Taoiseach offers Priory Hall talks
Taoiseach Enda Kenny has said he is willing to meet former residents of the disastrous Priory Hall apartment complex.
As pressure mounts on the Government to help residents challenge the banks about their mortgages at the condemned firetrap, the Taoiseach said he wants to prove his administration can stand up for ordinary people.
Mr Kenny also noted the recent "tragedy" involving a former Priory Hall resident, whose partner claimed he took his own life following the stress of being evacuated from the north Dublin building two years ago.
"The Priory Hall situation was the epitome of the worst of what happened during the Celtic Tiger years," Mr Kenny said.
"Where financial institutions lashed out money and developers were allowed, without restraint or without examination, to build what effectively were firetraps in this case.
"This is not acceptable.

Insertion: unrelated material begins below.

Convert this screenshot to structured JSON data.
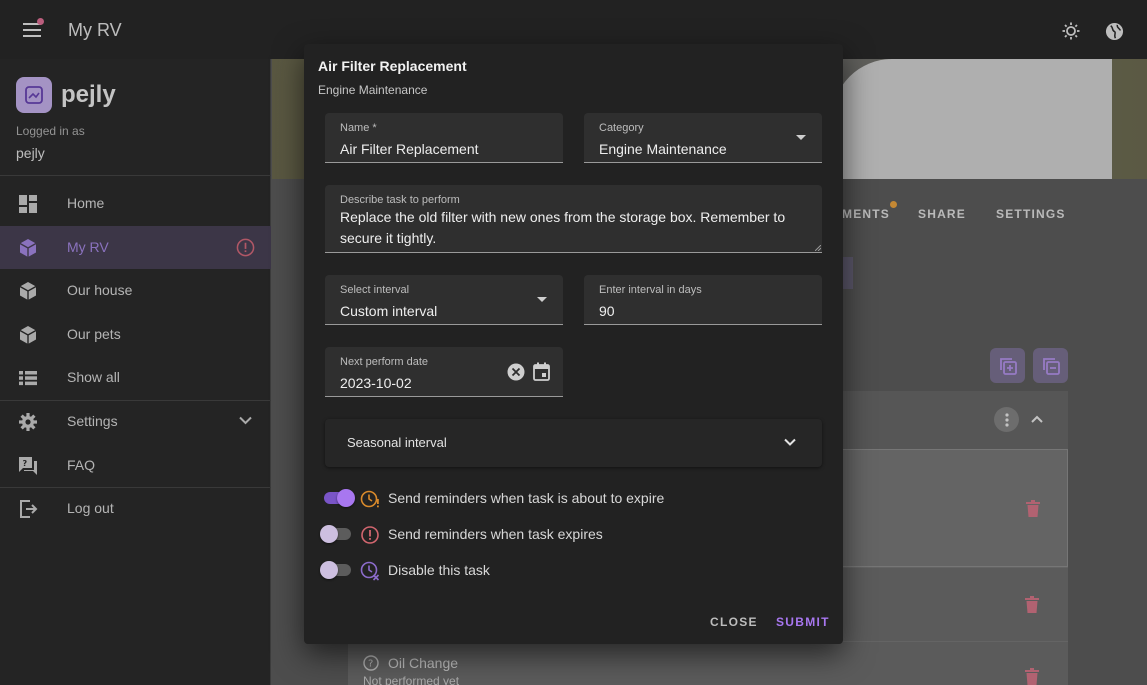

I've made it clear the Government is going to do something about this."
Despite claims from Environment Minister Phil Hogan that he could not meet the former residents due to an ongoing legal process, Mr Kenny said he would be willing to.
He also compared them to victims of the Troubles.
"I don't have any objection to meeting residents," Mr Kenny said.
"I have met people from east Fermanagh, I have met with people from Enniskillen, the survivors of the Kingsmill massacre."
He added that the Government will make a decision about Priory Hall and what it can do for residents, but that it would "take time to put that together".
Some 65 families were forced to move out of the complex in Donaghmede in October 2011 after experts deemed it a fire hazard and a string of construction defects were found.
Fiachra Daly, a former resident, took his own life in July.
His partner Stephanie Meehan said he had been under stress following the evacuation from their home.
Mortgage lender KBC Bank recently dropped plans to pursue the bereaved mother-of-two for almost 17,000 euro.
She claimed she received a letter from the bank about being in arrears days after she publicly revealed Mr Daly had taken his own life.
She said the letter stated she still owed 16,803 euro even after a life insurance policy paid the balance of the mortgage.
The bank later confirmed it would not pursue the remaining balance.
The Taoiseach said it was appropriate he refer to the tragedy of Mr Daly's death on World Suicide Prevention Day.